La La Land Review

With all that’s been written in the run up to La La Land’s release regarding its overt homage to the golden age of cinema, I was a little worried. I thought it might be too gimmicky to be of genuine substance. But La La Land is not simply a homage. La La Land brings the golden age into the modern day in a way no other film has achieved in recent memory.

You know that feeling you get when you watch something like Singin’ In The Rain, or It’s A Wonderful Life, when you smile wistfully and pine for the world to resemble what you’re seeing on screen? Well that’s the world of La La Land. Writer/Director Damien Chazelle turns contemporary LA into a colour soaked land of dreams, where romance and sunshine wait around every corner.

His LA is the place we all imagine it to be when we’re young. It’s a place for dreamers, and our two leads Mia (Emma Stone) and Sebastian (Ryan Gosling) have dreams as big as they come. One wants to become an A List actor, the other wants to own a Jazz club. But when they meet, both of them are a million miles from achieving these desires.

They need each other. The belief they have in each other breeds passion in their respective goals and makes them feel that as individuals they can do anything. Perhaps the issue then is that they forget about what they can do as a couple.

That’s all I’ll say about plot, but what I can say more about is the feeling. La La Land has an electric atmosphere about it. Watching this film is like walking into a bar, meeting eyes with someone new and knowing you’re about to have the night of your life.

Following last year’s awards success, Whiplash, Damien Chazelle once again directs with an assured hand, and an obvious love for his subject matter. A one-time jazz musician himself, it is easy to imagine the conversations between Mia and Sebastian being ones Chazelle has had with those closest to him. And just like the so-real-it’s-unbearable dinner scene in Whiplash, there’s another tragic scene set around an intimate meal in La La Land which hammers home the themes and messages of the script and is, at least for me, the standout moment of the whole film.

I haven’t mentioned the myriad song-and-dance musical numbers yet, but sufficed to say they are musically impeccable (even if a couple of the songs are somewhat forgettable). Ryan Gosling lends many of the pieces enormous authenticity by actually playing the piano and doing so in a way which would suggest years of study (though apparently he only took 3 months of lessons). The songs that do hit, hit hard. And you will be singing City of Stars for weeks afterwards.

You will fall in love with La La Land. You will love the palpable chemistry between its stars. You will love the world it presents. You will love the way it brings nostalgia out of history and into the now. You will love the authenticity of a story that dares to deliver truth in place of cliché. And you will love how it feels.

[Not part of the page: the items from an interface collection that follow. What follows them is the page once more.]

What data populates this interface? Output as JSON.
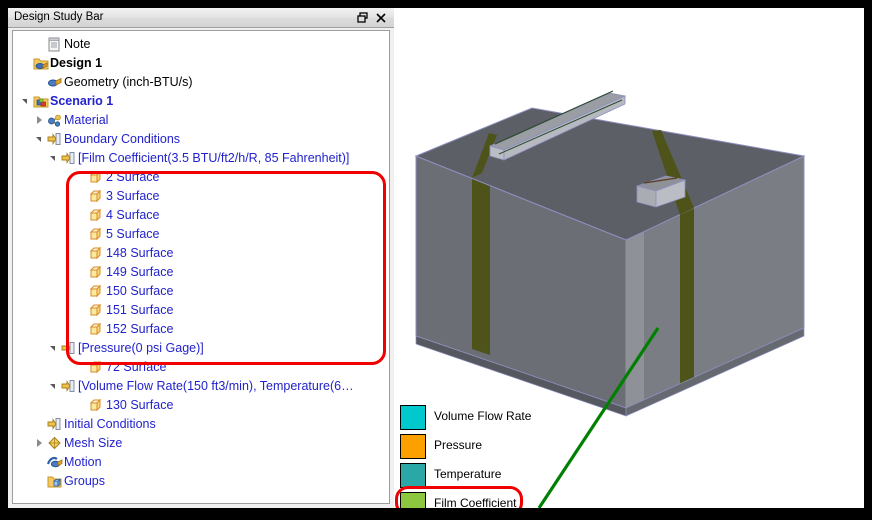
{
  "window": {
    "title": "Design Study Bar",
    "dock_icon": "restore-window-icon",
    "close_icon": "close-icon"
  },
  "tree": {
    "nodes": [
      {
        "label": "Note",
        "indent": 1,
        "expander": "none",
        "icon": "note-icon",
        "style": "black"
      },
      {
        "label": "Design 1",
        "indent": 0,
        "expander": "none",
        "icon": "design-icon",
        "style": "black bold"
      },
      {
        "label": "Geometry (inch-BTU/s)",
        "indent": 1,
        "expander": "none",
        "icon": "geometry-icon",
        "style": "black"
      },
      {
        "label": "Scenario 1",
        "indent": 0,
        "expander": "open",
        "icon": "scenario-icon",
        "style": "bold"
      },
      {
        "label": "Material",
        "indent": 1,
        "expander": "closed",
        "icon": "material-icon",
        "style": ""
      },
      {
        "label": "Boundary Conditions",
        "indent": 1,
        "expander": "open",
        "icon": "bc-icon",
        "style": ""
      },
      {
        "label": "[Film Coefficient(3.5 BTU/ft2/h/R, 85 Fahrenheit)]",
        "indent": 2,
        "expander": "open",
        "icon": "bc-icon",
        "style": ""
      },
      {
        "label": "2 Surface",
        "indent": 4,
        "expander": "none",
        "icon": "surface-icon",
        "style": ""
      },
      {
        "label": "3 Surface",
        "indent": 4,
        "expander": "none",
        "icon": "surface-icon",
        "style": ""
      },
      {
        "label": "4 Surface",
        "indent": 4,
        "expander": "none",
        "icon": "surface-icon",
        "style": ""
      },
      {
        "label": "5 Surface",
        "indent": 4,
        "expander": "none",
        "icon": "surface-icon",
        "style": ""
      },
      {
        "label": "148 Surface",
        "indent": 4,
        "expander": "none",
        "icon": "surface-icon",
        "style": ""
      },
      {
        "label": "149 Surface",
        "indent": 4,
        "expander": "none",
        "icon": "surface-icon",
        "style": ""
      },
      {
        "label": "150 Surface",
        "indent": 4,
        "expander": "none",
        "icon": "surface-icon",
        "style": ""
      },
      {
        "label": "151 Surface",
        "indent": 4,
        "expander": "none",
        "icon": "surface-icon",
        "style": ""
      },
      {
        "label": "152 Surface",
        "indent": 4,
        "expander": "none",
        "icon": "surface-icon",
        "style": ""
      },
      {
        "label": "[Pressure(0 psi Gage)]",
        "indent": 2,
        "expander": "open",
        "icon": "bc-icon",
        "style": ""
      },
      {
        "label": "72 Surface",
        "indent": 4,
        "expander": "none",
        "icon": "surface-icon",
        "style": ""
      },
      {
        "label": "[Volume Flow Rate(150 ft3/min), Temperature(6…",
        "indent": 2,
        "expander": "open",
        "icon": "bc-icon",
        "style": ""
      },
      {
        "label": "130 Surface",
        "indent": 4,
        "expander": "none",
        "icon": "surface-icon",
        "style": ""
      },
      {
        "label": "Initial Conditions",
        "indent": 1,
        "expander": "none",
        "icon": "bc-icon",
        "style": ""
      },
      {
        "label": "Mesh Size",
        "indent": 1,
        "expander": "closed",
        "icon": "mesh-icon",
        "style": ""
      },
      {
        "label": "Motion",
        "indent": 1,
        "expander": "none",
        "icon": "motion-icon",
        "style": ""
      },
      {
        "label": "Groups",
        "indent": 1,
        "expander": "none",
        "icon": "groups-icon",
        "style": ""
      }
    ]
  },
  "legend": {
    "items": [
      {
        "label": "Volume Flow Rate",
        "color": "#00c8cd"
      },
      {
        "label": "Pressure",
        "color": "#fca000"
      },
      {
        "label": "Temperature",
        "color": "#2aa8a8"
      },
      {
        "label": "Film Coefficient",
        "color": "#8dc63f"
      }
    ]
  },
  "annotations": {
    "surfaces_highlight": "red-rounded-box-around-film-coefficient-surfaces",
    "legend_highlight": "red-rounded-box-around-film-coefficient-legend",
    "callout_color": "#008000"
  },
  "model": {
    "description": "3D shaded box enclosure with two olive-green highlighted face bands, a long raised slot on the top face and a small raised block on the top face",
    "body_color": "#6e7176",
    "top_color": "#5d6066",
    "highlight_band_color": "#4e5319",
    "edge_color": "#8888bb"
  }
}
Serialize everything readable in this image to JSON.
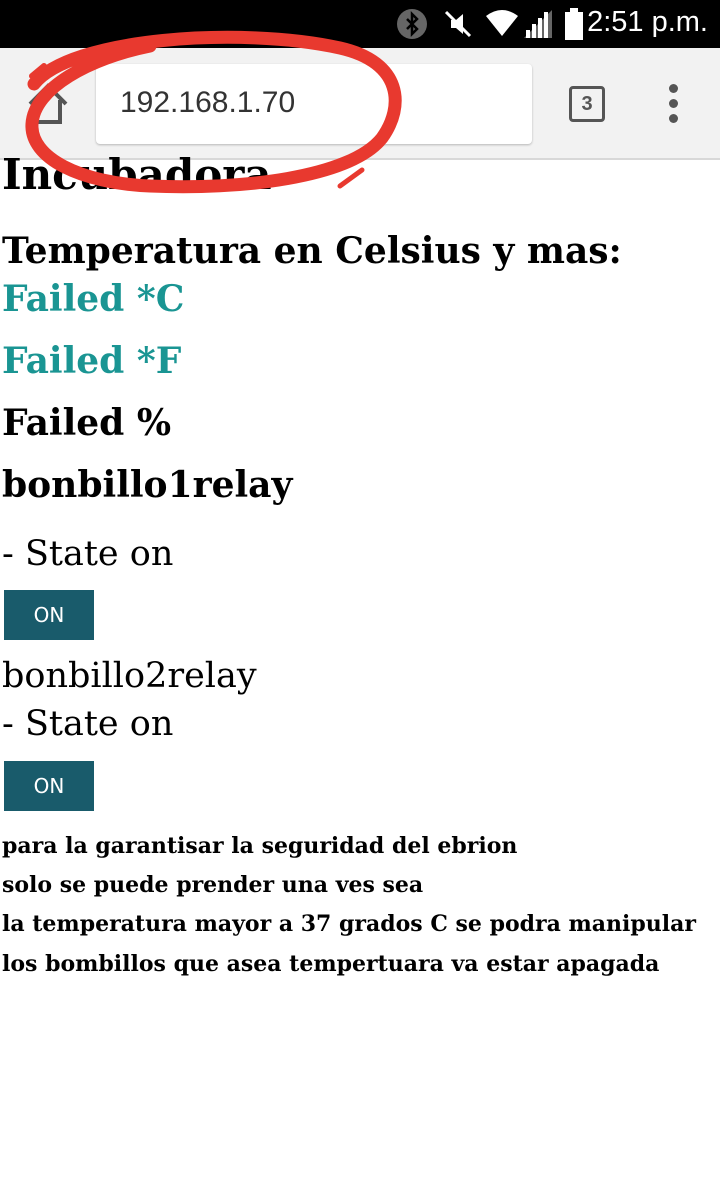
{
  "status_bar": {
    "time": "2:51 p.m.",
    "icons": [
      "bluetooth-icon",
      "mute-icon",
      "wifi-icon",
      "signal-icon",
      "battery-icon"
    ]
  },
  "browser": {
    "url": "192.168.1.70",
    "tab_count": "3",
    "icons": [
      "home-icon",
      "tab-switcher-icon",
      "overflow-menu-icon"
    ]
  },
  "page": {
    "title": "Incubadora",
    "temperature_heading": "Temperatura en Celsius y mas:",
    "celsius_reading": "Failed *C",
    "fahrenheit_reading": "Failed *F",
    "humidity_reading": "Failed %",
    "relay1": {
      "title": "bonbillo1relay",
      "state": "- State on",
      "button_label": "ON"
    },
    "relay2": {
      "title": "bonbillo2relay",
      "state": "- State on",
      "button_label": "ON"
    },
    "notes": [
      "para la garantisar la seguridad del ebrion",
      "solo se puede prender una ves sea",
      "la temperatura mayor a 37 grados C se podra manipular",
      "los bombillos que asea tempertuara va estar apagada"
    ]
  },
  "colors": {
    "reading_teal": "#1a9593",
    "button_bg": "#195b6b",
    "annotation_red": "#e8392f"
  }
}
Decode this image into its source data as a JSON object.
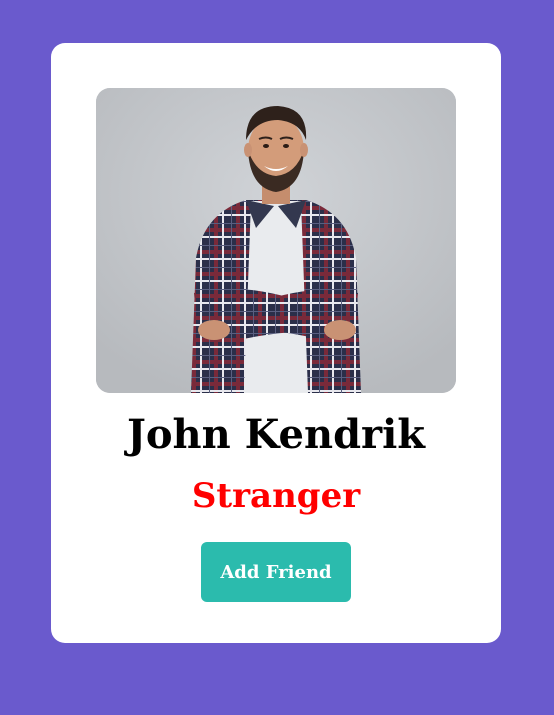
{
  "profile": {
    "name": "John Kendrik",
    "status": "Stranger",
    "add_friend_label": "Add Friend"
  },
  "colors": {
    "page_background": "#6a5acd",
    "card_background": "#ffffff",
    "status_text": "#ff0000",
    "button_background": "#2bbbad",
    "button_text": "#ffffff"
  }
}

James is a movie obsessive with a particular love for scores and screenplays. He has written for numerous blogs, sites and cinemas and has been involved in several screenwriting projects. He can usually be found in front of a large plasma screen devouring Westerns, 80s pulp, Jimmy Stewart movies or anything by the Coens.